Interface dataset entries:
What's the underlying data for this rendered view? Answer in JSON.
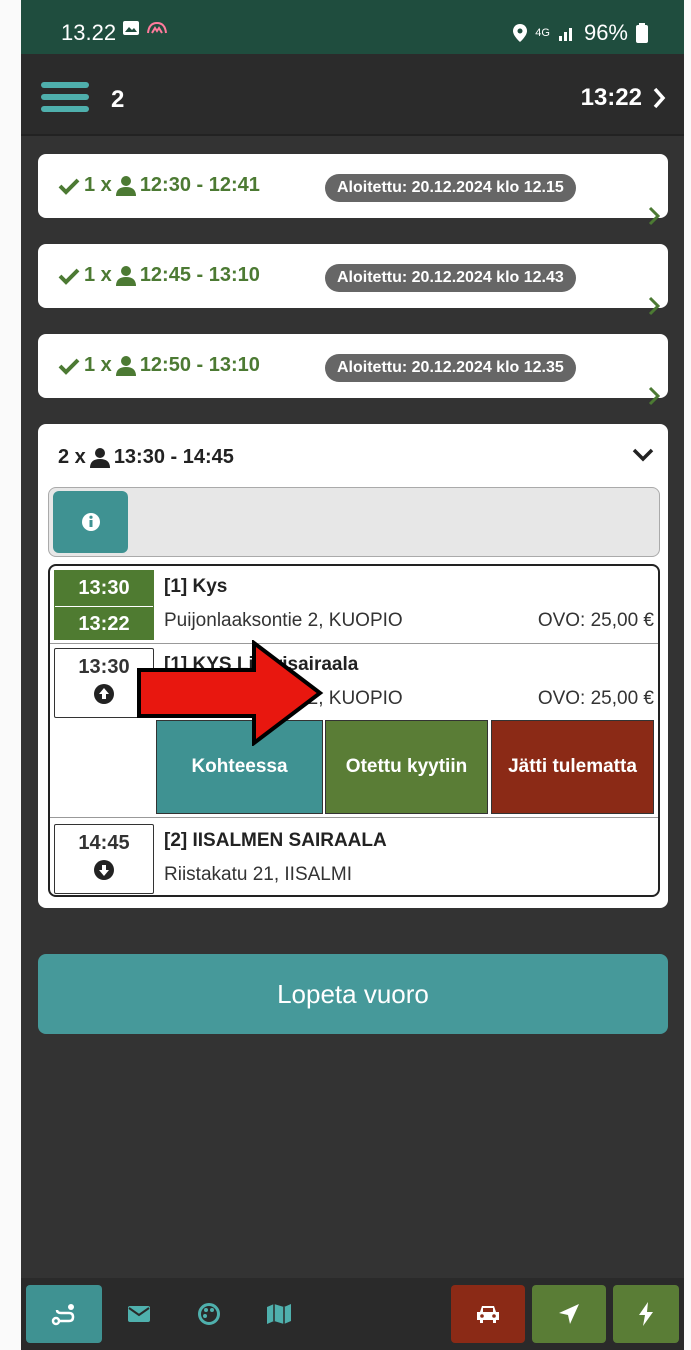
{
  "status": {
    "time": "13.22",
    "network": "4G",
    "battery": "96%"
  },
  "header": {
    "count": "2",
    "time": "13:22"
  },
  "trips": [
    {
      "count": "1 x",
      "range": "12:30 - 12:41",
      "badge": "Aloitettu: 20.12.2024 klo 12.15"
    },
    {
      "count": "1 x",
      "range": "12:45 - 13:10",
      "badge": "Aloitettu: 20.12.2024 klo 12.43"
    },
    {
      "count": "1 x",
      "range": "12:50 - 13:10",
      "badge": "Aloitettu: 20.12.2024 klo 12.35"
    }
  ],
  "active": {
    "count": "2 x",
    "range": "13:30 - 14:45",
    "stops": [
      {
        "time1": "13:30",
        "time2": "13:22",
        "name": "[1] Kys",
        "address": "Puijonlaaksontie 2, KUOPIO",
        "ovo": "OVO: 25,00 €"
      },
      {
        "time1": "13:30",
        "name": "[1] KYS Lisärisairaala",
        "address": "Puijonlaaksontie 2, KUOPIO",
        "ovo": "OVO: 25,00 €"
      },
      {
        "time1": "14:45",
        "name": "[2] IISALMEN SAIRAALA",
        "address": "Riistakatu 21, IISALMI"
      }
    ],
    "actions": {
      "arrived": "Kohteessa",
      "picked_up": "Otettu kyytiin",
      "no_show": "Jätti tulematta"
    }
  },
  "end_shift": "Lopeta vuoro",
  "colors": {
    "green": "#4f7b31",
    "teal": "#46999a",
    "red": "#8b2a16",
    "dark_green": "#1f4d3e"
  },
  "icons": [
    "route-icon",
    "mail-icon",
    "palette-icon",
    "map-icon",
    "car-icon",
    "location-arrow-icon",
    "bolt-icon"
  ]
}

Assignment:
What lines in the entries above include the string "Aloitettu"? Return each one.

Exercise result:
      "badge": "Aloitettu: 20.12.2024 klo 12.15"
      "badge": "Aloitettu: 20.12.2024 klo 12.43"
      "badge": "Aloitettu: 20.12.2024 klo 12.35"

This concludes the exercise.